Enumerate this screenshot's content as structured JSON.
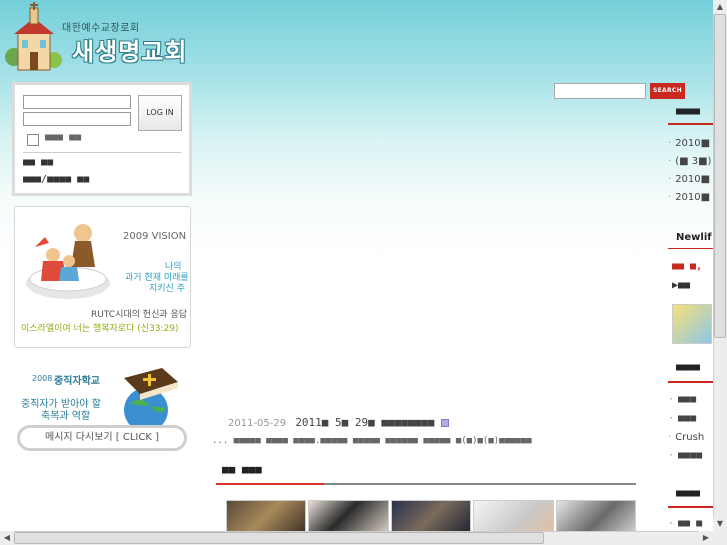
{
  "header": {
    "subtitle": "대한예수교장로회",
    "church_name": "새생명교회"
  },
  "login": {
    "button_label": "LOG IN",
    "remember_label": "■■■ ■■",
    "link1": "■■ ■■",
    "link2": "■■■/■■■■ ■■"
  },
  "vision_banner": {
    "year_title": "2009 VISION",
    "line1": "나의",
    "line2": "과거 현재 미래를",
    "line3": "지키신 주",
    "line4": "RUTC시대의 헌신과 응답",
    "verse": "이스라엘이여 너는 행복자로다 (신33:29)"
  },
  "school_banner": {
    "title_year": "2008",
    "title": "중직자학교",
    "line1": "중직자가 받아야 할",
    "line2": "축복과 역할",
    "button_label": "메시지 다시보기 [ CLICK ]"
  },
  "search": {
    "button_label": "SEARCH",
    "placeholder": ""
  },
  "main": {
    "news_date": "2011-05-29",
    "news_text": "2011■ 5■ 29■ ■■■■■■■■ ",
    "dots_text": "... ■■■■■ ■■■■ ■■■■.■■■■■ ■■■■■ ■■■■■■ ■■■■■ ■(■)■(■)■■■■■■",
    "section_title": "■■ ■■■"
  },
  "right": {
    "head1": "■■■■",
    "items1": [
      "2010■",
      "(■ 3■)",
      "2010■",
      "2010■"
    ],
    "head2": "Newlif",
    "sub2": "■■ ■,",
    "sub2b": "▶■■",
    "head3": "■■■■",
    "items3": [
      "■■■",
      "■■■",
      "Crush",
      "■■■■"
    ],
    "head4": "■■■■",
    "items4": [
      "■■ ■"
    ]
  },
  "colors": {
    "accent_red": "#c8281d",
    "sky_top": "#74cfd9"
  }
}
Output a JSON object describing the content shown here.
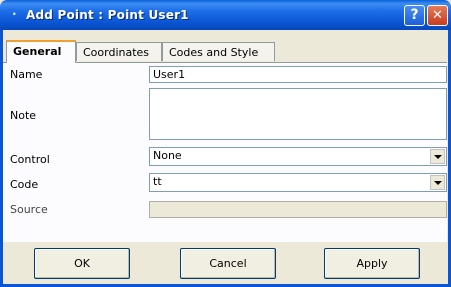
{
  "window": {
    "title": "Add Point : Point User1",
    "help_glyph": "?",
    "close_glyph": "✕"
  },
  "tabs": [
    {
      "label": "General",
      "active": true
    },
    {
      "label": "Coordinates",
      "active": false
    },
    {
      "label": "Codes and Style",
      "active": false
    }
  ],
  "form": {
    "name_label": "Name",
    "name_value": "User1",
    "note_label": "Note",
    "note_value": "",
    "control_label": "Control",
    "control_value": "None",
    "code_label": "Code",
    "code_value": "tt",
    "source_label": "Source",
    "source_value": ""
  },
  "buttons": {
    "ok": "OK",
    "cancel": "Cancel",
    "apply": "Apply"
  },
  "colors": {
    "title_bar": "#0a55d4",
    "dialog_bg": "#ece9d8",
    "active_tab_accent": "#f0a030"
  }
}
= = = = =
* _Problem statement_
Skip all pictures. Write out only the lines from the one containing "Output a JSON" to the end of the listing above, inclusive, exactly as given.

* _Exercise solution_
Output a JSON object describing the content shown here.
{
  "window": {
    "title": "Add Point : Point User1",
    "help_glyph": "?",
    "close_glyph": "✕"
  },
  "tabs": [
    {
      "label": "General",
      "active": true
    },
    {
      "label": "Coordinates",
      "active": false
    },
    {
      "label": "Codes and Style",
      "active": false
    }
  ],
  "form": {
    "name_label": "Name",
    "name_value": "User1",
    "note_label": "Note",
    "note_value": "",
    "control_label": "Control",
    "control_value": "None",
    "code_label": "Code",
    "code_value": "tt",
    "source_label": "Source",
    "source_value": ""
  },
  "buttons": {
    "ok": "OK",
    "cancel": "Cancel",
    "apply": "Apply"
  },
  "colors": {
    "title_bar": "#0a55d4",
    "dialog_bg": "#ece9d8",
    "active_tab_accent": "#f0a030"
  }
}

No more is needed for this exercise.